=== Input ===
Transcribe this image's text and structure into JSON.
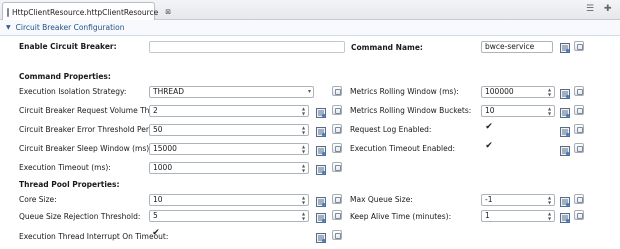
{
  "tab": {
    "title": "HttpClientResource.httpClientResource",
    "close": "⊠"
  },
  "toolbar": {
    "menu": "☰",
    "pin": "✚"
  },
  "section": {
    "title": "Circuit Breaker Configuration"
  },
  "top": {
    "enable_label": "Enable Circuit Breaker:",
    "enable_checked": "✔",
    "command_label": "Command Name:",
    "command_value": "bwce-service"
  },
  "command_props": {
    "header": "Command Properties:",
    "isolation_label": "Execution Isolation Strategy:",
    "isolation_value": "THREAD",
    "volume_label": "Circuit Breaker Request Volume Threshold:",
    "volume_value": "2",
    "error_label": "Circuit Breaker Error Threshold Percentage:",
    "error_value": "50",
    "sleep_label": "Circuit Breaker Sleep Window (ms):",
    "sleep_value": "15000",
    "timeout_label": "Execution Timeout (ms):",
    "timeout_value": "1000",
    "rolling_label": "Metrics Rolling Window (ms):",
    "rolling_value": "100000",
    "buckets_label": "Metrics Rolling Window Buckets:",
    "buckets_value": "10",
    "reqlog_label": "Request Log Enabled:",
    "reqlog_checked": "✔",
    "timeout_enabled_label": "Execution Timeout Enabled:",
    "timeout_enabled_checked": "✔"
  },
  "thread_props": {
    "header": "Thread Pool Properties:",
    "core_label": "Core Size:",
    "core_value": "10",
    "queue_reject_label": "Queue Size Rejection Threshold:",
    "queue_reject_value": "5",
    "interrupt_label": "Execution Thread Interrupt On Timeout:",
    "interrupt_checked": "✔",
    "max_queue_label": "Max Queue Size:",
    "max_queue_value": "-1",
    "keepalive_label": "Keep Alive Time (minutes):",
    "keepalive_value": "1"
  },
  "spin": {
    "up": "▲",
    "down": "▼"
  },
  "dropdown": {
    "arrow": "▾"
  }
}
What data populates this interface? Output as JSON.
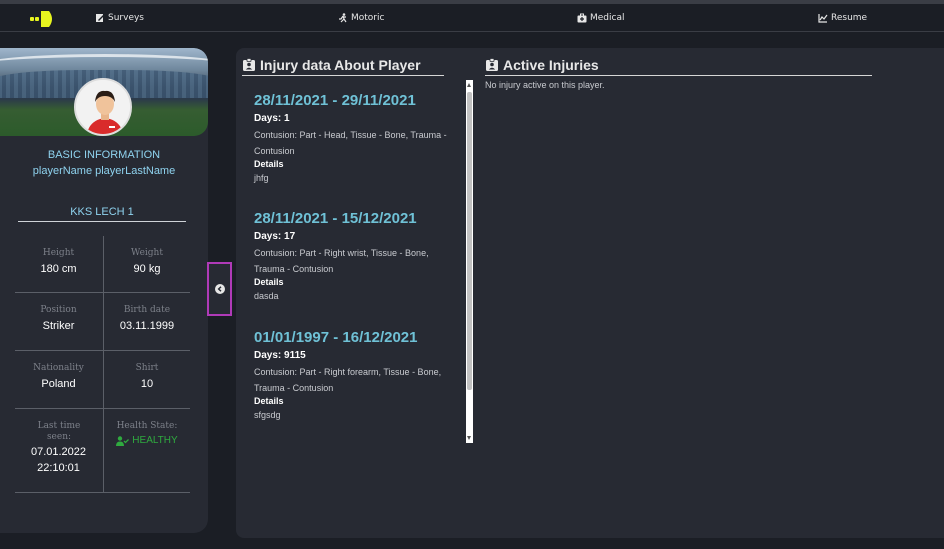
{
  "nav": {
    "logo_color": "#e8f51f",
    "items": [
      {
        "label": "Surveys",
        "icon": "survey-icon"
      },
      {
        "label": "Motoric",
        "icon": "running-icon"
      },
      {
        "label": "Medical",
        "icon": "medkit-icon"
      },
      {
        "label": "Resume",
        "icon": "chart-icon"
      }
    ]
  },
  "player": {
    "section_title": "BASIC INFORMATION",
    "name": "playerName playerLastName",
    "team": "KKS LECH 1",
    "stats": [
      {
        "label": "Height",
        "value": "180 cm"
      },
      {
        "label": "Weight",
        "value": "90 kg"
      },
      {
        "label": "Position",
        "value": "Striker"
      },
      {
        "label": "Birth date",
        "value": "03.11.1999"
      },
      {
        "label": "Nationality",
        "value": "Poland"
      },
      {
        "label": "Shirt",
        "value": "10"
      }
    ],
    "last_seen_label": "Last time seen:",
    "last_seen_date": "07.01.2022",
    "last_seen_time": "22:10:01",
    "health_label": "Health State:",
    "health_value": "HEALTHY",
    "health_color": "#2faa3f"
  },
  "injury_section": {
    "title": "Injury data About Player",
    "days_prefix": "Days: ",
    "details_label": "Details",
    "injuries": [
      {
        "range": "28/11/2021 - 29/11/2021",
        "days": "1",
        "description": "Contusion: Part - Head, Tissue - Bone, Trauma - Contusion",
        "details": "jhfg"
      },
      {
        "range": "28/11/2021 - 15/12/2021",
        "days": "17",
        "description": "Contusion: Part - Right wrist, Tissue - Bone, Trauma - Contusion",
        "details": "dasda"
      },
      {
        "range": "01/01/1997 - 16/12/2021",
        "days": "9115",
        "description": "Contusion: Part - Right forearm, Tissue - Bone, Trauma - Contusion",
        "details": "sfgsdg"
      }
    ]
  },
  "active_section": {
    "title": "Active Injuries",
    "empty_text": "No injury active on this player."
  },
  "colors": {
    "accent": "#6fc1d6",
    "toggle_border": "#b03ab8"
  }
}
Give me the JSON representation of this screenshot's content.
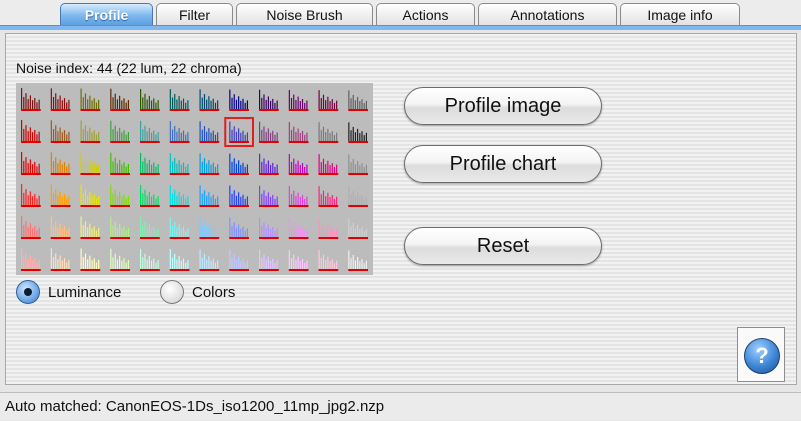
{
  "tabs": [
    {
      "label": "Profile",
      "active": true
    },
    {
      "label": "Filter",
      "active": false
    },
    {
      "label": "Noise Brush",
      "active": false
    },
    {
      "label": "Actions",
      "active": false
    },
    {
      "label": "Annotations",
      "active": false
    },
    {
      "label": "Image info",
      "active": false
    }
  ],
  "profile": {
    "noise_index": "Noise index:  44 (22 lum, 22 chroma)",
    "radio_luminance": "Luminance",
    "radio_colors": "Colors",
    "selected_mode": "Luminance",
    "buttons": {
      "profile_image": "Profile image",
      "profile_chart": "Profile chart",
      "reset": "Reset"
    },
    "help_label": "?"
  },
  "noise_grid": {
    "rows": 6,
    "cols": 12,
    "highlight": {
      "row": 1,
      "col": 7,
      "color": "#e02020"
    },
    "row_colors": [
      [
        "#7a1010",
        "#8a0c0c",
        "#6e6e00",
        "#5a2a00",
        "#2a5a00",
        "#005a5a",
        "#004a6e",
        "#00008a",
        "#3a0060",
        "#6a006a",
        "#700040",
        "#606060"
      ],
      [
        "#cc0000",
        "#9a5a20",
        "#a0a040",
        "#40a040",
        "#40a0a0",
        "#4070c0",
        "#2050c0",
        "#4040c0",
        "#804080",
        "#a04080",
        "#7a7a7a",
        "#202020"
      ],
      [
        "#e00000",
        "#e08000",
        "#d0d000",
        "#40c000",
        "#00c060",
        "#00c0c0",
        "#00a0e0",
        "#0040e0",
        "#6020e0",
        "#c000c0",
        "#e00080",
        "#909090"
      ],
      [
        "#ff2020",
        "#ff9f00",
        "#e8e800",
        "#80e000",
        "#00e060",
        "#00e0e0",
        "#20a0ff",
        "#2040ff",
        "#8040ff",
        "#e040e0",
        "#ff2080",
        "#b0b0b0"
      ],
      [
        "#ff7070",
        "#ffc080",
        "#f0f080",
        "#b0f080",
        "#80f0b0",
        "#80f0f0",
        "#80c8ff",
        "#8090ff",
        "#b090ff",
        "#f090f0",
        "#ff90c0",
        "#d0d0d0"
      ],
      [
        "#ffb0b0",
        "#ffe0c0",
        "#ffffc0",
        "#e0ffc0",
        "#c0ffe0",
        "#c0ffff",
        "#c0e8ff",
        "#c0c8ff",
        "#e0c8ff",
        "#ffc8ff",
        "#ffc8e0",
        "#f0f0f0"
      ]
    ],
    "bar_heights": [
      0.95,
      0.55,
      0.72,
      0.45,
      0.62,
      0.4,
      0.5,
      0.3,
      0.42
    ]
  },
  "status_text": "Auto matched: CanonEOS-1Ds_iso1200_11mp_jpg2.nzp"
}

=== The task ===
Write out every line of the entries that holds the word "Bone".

=== Result ===
        "description": "Contusion: Part - Head, Tissue - Bone, Trauma - Contusion",
        "description": "Contusion: Part - Right wrist, Tissue - Bone, Trauma - Contusion",
        "description": "Contusion: Part - Right forearm, Tissue - Bone, Trauma - Contusion",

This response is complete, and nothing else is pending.